Kershaw begins his book with the attempt on Adolf Hitler’s life in July 1944. Alarmed by the advancing Russian army, a group of generals attempted an assassination and coup d’etat. But the bomb planted by a young staff officer at Hitler’s field headquarters in East Prussia failed to kill Hitler. Had it done so, Kershaw contends, the army hierarchy would have sued for peace. But the failed attempt actually strengthened German resolve.
The coup d’etat had limited objectives: an armistice on the Western front. The conspirators hoped to convince the Americans and British to come to terms and then join Germany sans Hitler in repelling the threat of Soviet Bolshevism to Eastern and Central Europe. Hitler remained adamant in opposing any negotiations and would have to be removed.
The precedent set by the armistice that ended the First World War clouded the German mindset in the last months of the war. By the fall of 1918, hunger was stalking Germany. Public support for the war in France had crumbled. The military leadership feared mutiny. America had entered the war and the terms proposed by President Woodrow Wilson would leave Germany as the dominant power in Central Europe. Germany sued for peace but had not been defeated, hence the Nazi myth of a ‘stab in the back’ and the ‘cowardly capitulation.’
The political power structure of the Nazi regime had become increasingly top-down: Hitler and four henchmen, Martin Bormann, Joseph Goebbels, Heinrich Himmler, and Albert Speer. The quadrumvirate understood Germany’s dire military situation, they questioned some of Hitler’s calls, but they loyally carried out his commands. All were ‘war criminals’ and had been warned by the Allied leadership that they would be arrested and tried; they had nowhere to go.
They had no worry about the military elite. The younger generals who replaced those purged after the attempted coup d’etat had stronger loyalty to their Führer.
Bormann was responsible for re-invigorating the Nazi Party and insuring its continued loyalty to Hitler. Himmler, head of the SS and the Gestapo, had been given the additional responsibility for ensuring that the army and the gauleiter remained committed to Hitler’s war. A reign of terror kept most ordinary Germans frightened and intimidated.

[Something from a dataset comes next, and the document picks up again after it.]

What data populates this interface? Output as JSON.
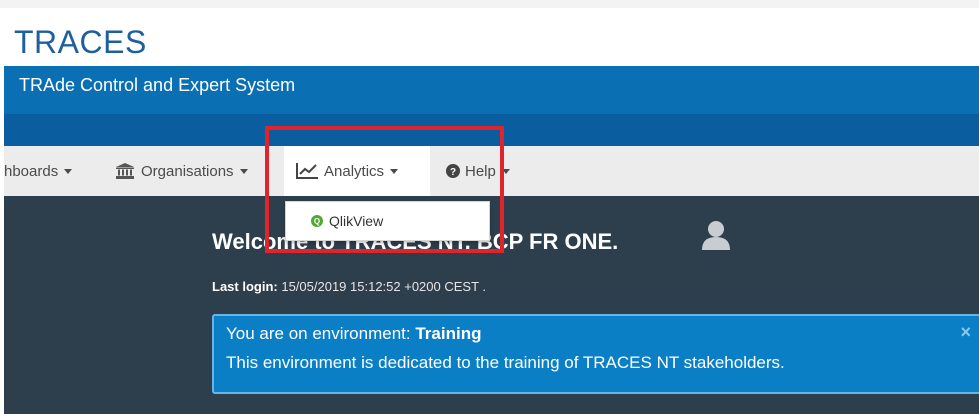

Goebbels and Speer, though in many other issues at odds, convinced Hitler and then implemented “total war,” the unlimited allocation of German lives and resources to continue the fight. Germans were assured that the Wehrmacht would soon be receiving “new weapons.” V2 rockets would bring Britain to her knees. The navy had a new generation of U-boats. Given this mindset, Kershaw does not believe the Allied demand for unconditional surrender had much to do with the decision to fight to the end.
The conduct of the Russian armies now occupying East Prussia and Poland was effectively used to keep most Germans from contemplating surrender. The German army’s rampage in Poland and the Ukraine during Operation Barbarossa in 1941 plus some well-publicized atrocity stories committed by Russians made it impossible for either soldiers or civilians to think of any alternative to battling the advancing Soviet armies..
The massive German Ardennes offensive in the December 1944 was intended to undermine the British and U.S. will to fight on. For a week or so it gave hope to Germans. But the Allies held a huge superiority of men and weaponry, and the German offensive was turned back. Then in January 1945 the Russians began their winter offensive.
The final months of the Nazi regime bunkered under Berlin is a well-known story. Mentally and physically Hitler was deteriorating; he did not want to be captured by the Soviets. Sadly his suicide didn’t happen until the end of April. Bormann, Goebbels, and Himmler also committed suicide. Speer’s last months had a different trajectory. Still loyal to his Fürher, nevertheless he worked to keep the gauleiters from carrying out Hitler’s orders to destroy heavy industry, the German railroads, bridges, even cathedrals. Speer convinced them that industry should be “disabled” to allow Germany to fight another day.
The resulting loss of life was enormous. From July 1944 to April 1945, there were 350,000 casualties a month, dead, missing, and captured. Half of all Allied bombs dropped on German cities occurred between July 1944 and the end of the war. The wonderful baroque cities Dresden and Wurzburg and the medieval city of Nuremberg were destroyed.